**Brief:** Without including any picture, copy the entries that follow word for word.

**Data records:**
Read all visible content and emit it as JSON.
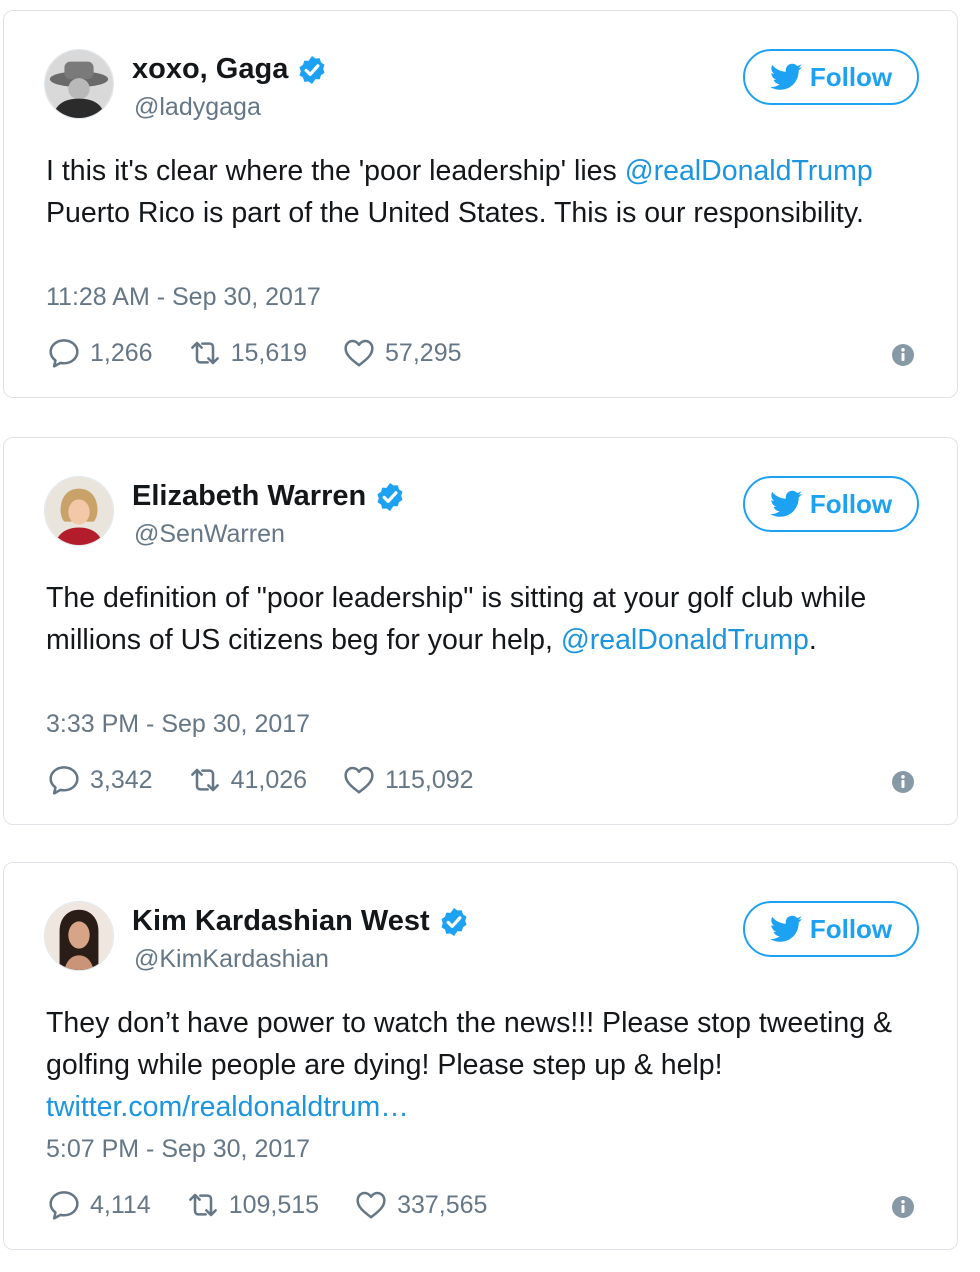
{
  "tweets": [
    {
      "name": "xoxo, Gaga",
      "handle": "@ladygaga",
      "follow_label": "Follow",
      "text_1": "I this it's clear where the 'poor leadership' lies ",
      "mention": "@realDonaldTrump",
      "text_2": " Puerto Rico is part of the United States. This is our responsibility.",
      "timestamp": "11:28 AM - Sep 30, 2017",
      "replies": "1,266",
      "retweets": "15,619",
      "likes": "57,295"
    },
    {
      "name": "Elizabeth Warren",
      "handle": "@SenWarren",
      "follow_label": "Follow",
      "text_1": "The definition of \"poor leadership\" is sitting at your golf club while millions of US citizens beg for your help, ",
      "mention": "@realDonaldTrump",
      "text_2": ".",
      "timestamp": "3:33 PM - Sep 30, 2017",
      "replies": "3,342",
      "retweets": "41,026",
      "likes": "115,092"
    },
    {
      "name": "Kim Kardashian West",
      "handle": "@KimKardashian",
      "follow_label": "Follow",
      "text_1": "They don’t have power to watch the news!!! Please stop tweeting & golfing while people are dying! Please step up & help! ",
      "link": "twitter.com/realdonaldtrum…",
      "timestamp": "5:07 PM - Sep 30, 2017",
      "replies": "4,114",
      "retweets": "109,515",
      "likes": "337,565"
    }
  ],
  "colors": {
    "accent": "#1da1f2",
    "link": "#1b95e0",
    "muted": "#657786",
    "text": "#14171a",
    "border": "#dfe3e8"
  },
  "icons": [
    "avatar",
    "verified-badge-icon",
    "twitter-bird-icon",
    "reply-icon",
    "retweet-icon",
    "like-heart-icon",
    "info-icon"
  ]
}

**Solution:**
Read all visible content and emit it as JSON.
{
  "tweets": [
    {
      "name": "xoxo, Gaga",
      "handle": "@ladygaga",
      "follow_label": "Follow",
      "text_1": "I this it's clear where the 'poor leadership' lies ",
      "mention": "@realDonaldTrump",
      "text_2": " Puerto Rico is part of the United States. This is our responsibility.",
      "timestamp": "11:28 AM - Sep 30, 2017",
      "replies": "1,266",
      "retweets": "15,619",
      "likes": "57,295"
    },
    {
      "name": "Elizabeth Warren",
      "handle": "@SenWarren",
      "follow_label": "Follow",
      "text_1": "The definition of \"poor leadership\" is sitting at your golf club while millions of US citizens beg for your help, ",
      "mention": "@realDonaldTrump",
      "text_2": ".",
      "timestamp": "3:33 PM - Sep 30, 2017",
      "replies": "3,342",
      "retweets": "41,026",
      "likes": "115,092"
    },
    {
      "name": "Kim Kardashian West",
      "handle": "@KimKardashian",
      "follow_label": "Follow",
      "text_1": "They don’t have power to watch the news!!! Please stop tweeting & golfing while people are dying! Please step up & help! ",
      "link": "twitter.com/realdonaldtrum…",
      "timestamp": "5:07 PM - Sep 30, 2017",
      "replies": "4,114",
      "retweets": "109,515",
      "likes": "337,565"
    }
  ],
  "colors": {
    "accent": "#1da1f2",
    "link": "#1b95e0",
    "muted": "#657786",
    "text": "#14171a",
    "border": "#dfe3e8"
  },
  "icons": [
    "avatar",
    "verified-badge-icon",
    "twitter-bird-icon",
    "reply-icon",
    "retweet-icon",
    "like-heart-icon",
    "info-icon"
  ]
}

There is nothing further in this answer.